The Philadelphia Story: An All-Time Screwball Classic

James Stewart, Cary Grant, and Katharine Hepburn in The Philadelphia Story.

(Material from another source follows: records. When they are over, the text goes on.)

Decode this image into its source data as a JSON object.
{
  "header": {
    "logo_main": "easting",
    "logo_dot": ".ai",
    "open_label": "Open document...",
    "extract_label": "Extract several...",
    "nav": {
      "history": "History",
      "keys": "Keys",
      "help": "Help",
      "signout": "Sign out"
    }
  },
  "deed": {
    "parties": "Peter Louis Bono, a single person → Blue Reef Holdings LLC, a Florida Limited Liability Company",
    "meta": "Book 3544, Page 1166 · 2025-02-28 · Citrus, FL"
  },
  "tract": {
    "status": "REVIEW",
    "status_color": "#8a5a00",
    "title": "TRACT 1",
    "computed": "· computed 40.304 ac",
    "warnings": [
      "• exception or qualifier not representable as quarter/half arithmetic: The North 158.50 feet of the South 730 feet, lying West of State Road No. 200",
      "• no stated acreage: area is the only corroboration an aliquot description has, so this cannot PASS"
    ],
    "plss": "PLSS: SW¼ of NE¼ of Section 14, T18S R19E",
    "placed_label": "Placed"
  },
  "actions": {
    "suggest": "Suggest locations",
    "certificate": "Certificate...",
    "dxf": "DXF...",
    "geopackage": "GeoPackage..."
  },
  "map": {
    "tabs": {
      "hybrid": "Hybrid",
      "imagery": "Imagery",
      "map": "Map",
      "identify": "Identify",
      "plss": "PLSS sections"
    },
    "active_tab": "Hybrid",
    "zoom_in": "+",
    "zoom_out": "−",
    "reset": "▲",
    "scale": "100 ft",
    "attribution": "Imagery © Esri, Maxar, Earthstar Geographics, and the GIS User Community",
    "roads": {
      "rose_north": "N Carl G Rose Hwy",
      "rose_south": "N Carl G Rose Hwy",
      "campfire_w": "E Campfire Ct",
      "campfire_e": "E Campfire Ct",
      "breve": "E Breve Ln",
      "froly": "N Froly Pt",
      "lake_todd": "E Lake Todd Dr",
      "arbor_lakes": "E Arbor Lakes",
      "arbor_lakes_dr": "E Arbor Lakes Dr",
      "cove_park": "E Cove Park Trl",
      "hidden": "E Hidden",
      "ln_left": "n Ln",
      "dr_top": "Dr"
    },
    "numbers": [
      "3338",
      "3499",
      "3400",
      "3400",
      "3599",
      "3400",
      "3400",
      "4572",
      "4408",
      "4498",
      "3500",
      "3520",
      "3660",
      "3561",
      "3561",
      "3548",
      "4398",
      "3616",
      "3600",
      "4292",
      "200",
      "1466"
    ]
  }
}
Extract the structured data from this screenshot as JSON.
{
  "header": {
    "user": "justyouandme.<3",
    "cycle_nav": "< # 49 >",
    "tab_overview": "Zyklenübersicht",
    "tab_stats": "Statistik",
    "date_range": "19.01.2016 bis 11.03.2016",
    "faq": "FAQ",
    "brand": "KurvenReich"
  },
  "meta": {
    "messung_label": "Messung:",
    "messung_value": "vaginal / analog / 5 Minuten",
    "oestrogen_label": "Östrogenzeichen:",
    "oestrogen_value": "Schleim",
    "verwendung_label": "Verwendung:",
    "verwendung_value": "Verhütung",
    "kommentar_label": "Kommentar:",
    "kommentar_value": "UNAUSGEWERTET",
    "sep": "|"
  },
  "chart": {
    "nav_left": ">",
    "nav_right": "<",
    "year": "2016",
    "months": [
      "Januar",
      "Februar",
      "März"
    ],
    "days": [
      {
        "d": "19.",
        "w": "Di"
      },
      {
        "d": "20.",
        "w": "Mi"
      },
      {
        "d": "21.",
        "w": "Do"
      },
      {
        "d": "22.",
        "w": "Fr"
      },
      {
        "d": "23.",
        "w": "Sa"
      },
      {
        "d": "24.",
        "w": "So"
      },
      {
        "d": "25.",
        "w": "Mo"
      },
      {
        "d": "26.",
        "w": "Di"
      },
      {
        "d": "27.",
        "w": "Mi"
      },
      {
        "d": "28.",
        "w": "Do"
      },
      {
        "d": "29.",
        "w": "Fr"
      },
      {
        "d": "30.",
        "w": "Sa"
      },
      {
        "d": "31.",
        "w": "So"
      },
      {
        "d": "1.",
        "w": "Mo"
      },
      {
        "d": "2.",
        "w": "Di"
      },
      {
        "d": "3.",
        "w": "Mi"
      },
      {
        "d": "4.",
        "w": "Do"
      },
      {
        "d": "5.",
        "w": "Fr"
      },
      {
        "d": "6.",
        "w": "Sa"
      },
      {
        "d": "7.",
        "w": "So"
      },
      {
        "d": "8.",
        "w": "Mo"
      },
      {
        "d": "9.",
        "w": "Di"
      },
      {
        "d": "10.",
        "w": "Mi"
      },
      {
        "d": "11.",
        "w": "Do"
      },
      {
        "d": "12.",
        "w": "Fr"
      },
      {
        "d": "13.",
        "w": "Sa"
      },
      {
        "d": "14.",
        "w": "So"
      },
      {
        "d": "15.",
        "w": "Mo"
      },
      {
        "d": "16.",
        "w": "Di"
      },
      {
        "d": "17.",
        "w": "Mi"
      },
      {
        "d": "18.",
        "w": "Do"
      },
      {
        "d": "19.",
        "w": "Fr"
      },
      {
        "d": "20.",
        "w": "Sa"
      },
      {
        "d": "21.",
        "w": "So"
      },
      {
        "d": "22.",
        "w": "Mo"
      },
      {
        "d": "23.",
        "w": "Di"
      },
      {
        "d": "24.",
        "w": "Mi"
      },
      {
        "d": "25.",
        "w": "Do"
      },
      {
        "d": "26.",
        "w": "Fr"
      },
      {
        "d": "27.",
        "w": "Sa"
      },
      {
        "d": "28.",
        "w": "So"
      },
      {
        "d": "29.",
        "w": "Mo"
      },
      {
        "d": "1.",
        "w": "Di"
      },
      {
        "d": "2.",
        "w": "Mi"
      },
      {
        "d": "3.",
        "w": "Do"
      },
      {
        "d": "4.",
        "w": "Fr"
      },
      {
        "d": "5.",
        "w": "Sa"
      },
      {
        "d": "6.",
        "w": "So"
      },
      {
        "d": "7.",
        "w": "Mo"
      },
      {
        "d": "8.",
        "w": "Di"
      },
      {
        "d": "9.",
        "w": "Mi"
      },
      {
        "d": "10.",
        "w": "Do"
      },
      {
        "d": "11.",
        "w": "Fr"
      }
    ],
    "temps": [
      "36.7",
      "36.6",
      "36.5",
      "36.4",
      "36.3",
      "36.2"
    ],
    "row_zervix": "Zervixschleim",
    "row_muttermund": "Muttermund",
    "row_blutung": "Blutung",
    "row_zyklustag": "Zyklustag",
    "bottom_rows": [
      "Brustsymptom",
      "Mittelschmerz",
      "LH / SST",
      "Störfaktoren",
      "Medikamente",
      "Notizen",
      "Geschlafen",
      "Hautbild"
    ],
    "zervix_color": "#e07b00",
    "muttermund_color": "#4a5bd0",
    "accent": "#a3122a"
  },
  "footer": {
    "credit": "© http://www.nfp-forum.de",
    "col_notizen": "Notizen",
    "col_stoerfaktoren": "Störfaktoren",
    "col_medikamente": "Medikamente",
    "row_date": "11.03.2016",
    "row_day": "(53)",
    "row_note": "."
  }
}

Courtesy of Warner Bros.

George Cukor teams up with Cary Grant, Katharine Hepburn, and James Stewart in the classic romantic comedy, The Philadelphia Story.

Grant, Hepburn, and Stewart are three of the biggest screen legends of all time.  In fact, Stewart won an Oscar for Best Actor.  This is in part because of Stewart losing for Mr. Smith Goes to Washington one year earlier.  Donald Ogden Stewart picked up an Oscar for his screenplay.  In addition to the two wins, there were four other nominations for Best Picture, Best Director, Best Actress, and Best Supporting Actress.

Tracy Lord (Katharine Hepburn) used to be married to Dexter Haven (Cary Grant).  Two years later, she is engaged to George Kittredge (John Howard).  Spy publisher Sidney Kidd (Henry Daniell) assigns Macaulay “Mike” Connor (James Stewart) and photographer Liz Imbrie (Ruth Hussey) to cover the wedding.  It helps the magazine that Lord’s ex-husband, Dexter, is working for them.  Naturally, he can get them inside the celebrations.  Tracy eventually relents and lets them cover but she’s none to pleased to see Dexter again.  Tracy’s mother and sister are more than happy to see Dexter.  But as the plot moves forward, Tracy finds herself torn between three men: Dexter, Mike, and George.  It’s quite the pickle!

All three actors have amazing chemistry together in the film.  It’s taken several viewings to really pick up on the film’s Broadway roots.  Funny enough, Philip Barry had written the stage play in mind for Katharine Hepburn.  Donald Ogden Stewart opens up the play to an extent but manages to keep the laughs in the film.  Not only did Hepburn star in the play but she would reprise her starring role in the film.  Hepburn really needed the play to turn her career around.  Up to this point, she had been considered by some to be “box office poison.”  The play worked and the rest is history.  As a side note, Bringing Up Baby is one of the failures but the film has gone onto become a comedy classic.

It’s a tame film when you watch it today.  But given the strictness of the Production Code, you really don’t have much options.  Joseph Breen was strict in his views and so this means either going forward with a marriage to George or remarrying Dexter.  During this time in history, you could get away with more on stage than in the movies.  One character is completely missing from the film so as to help build up some of the characters.  In spite of this, the film doesn’t miss a punch.

The Philadelphia Story could have been a completely different film.  In other universe, Hepburn would be acting opposite Spencer Tracy (Mike Connor) and Clark Gable (Dexter Haven).  Can you imagine this?!?  While MGM head Louis B. Mayer had no problem with Cukor directing, Tracy and Gable were a no-go.  It’s perplexing that Tracy turned down the role because and Hepburn became a screen team for the ages.  In any event, Mayer gave the okay for actor James Stewart but it was up to Hepburn to cast the other leading co-star.  The only catch was that only $150,000 was available.  Hepburn turned to Cary Grant for the other leading role.  Grant accepted the role on the condition that he be given top billing.  He also would donate his salary to the war effort.  A mentsh!

Regarding Hepburn’s wardrobe, she had to personally convince Mayer that Americans would not have a problem with her wearing a pantsuit.  Adrian designed it himself and this wasn’t the only wardrobe battle with MGM through the years.

Almost 80 years to the date after its theatrical release, The Philadelphia Story remains one of the best screwball comedies of all time.

DIRECTOR:  George Cukor
SCREENWRITER:  Donald Ogden Stewart
CAST:  Cary Grant, Katharine Hepburn, James Stewart, with Ruth Hussey, John Howard, Roland Young, John Halliday, Mary Nash, Virginia Weidler

MGM opened The Philadelphia Story in theaters on December 26, 1940. Grade: 5/5

Danielle Solzman

Danielle Solzman is native of Louisville, KY, and holds a BA in Public Relations from Northern Kentucky University and a MA in Media Communications from Webster University. She roots for her beloved Kentucky Wildcats, St. Louis Cardinals, Indianapolis Colts, and Boston Celtics. Living less than a mile away from Wrigley Field in Chicago, she is an active reader (sports/entertainment/history/biographies/select fiction) and involved with the Chicago improv scene. She also sees many movies and reviews them. She has previously written for Redbird Rants, Wildcat Blue Nation, and Hidden Remote/Flicksided. From April 2016 through May 2017, her film reviews can be found on Creators.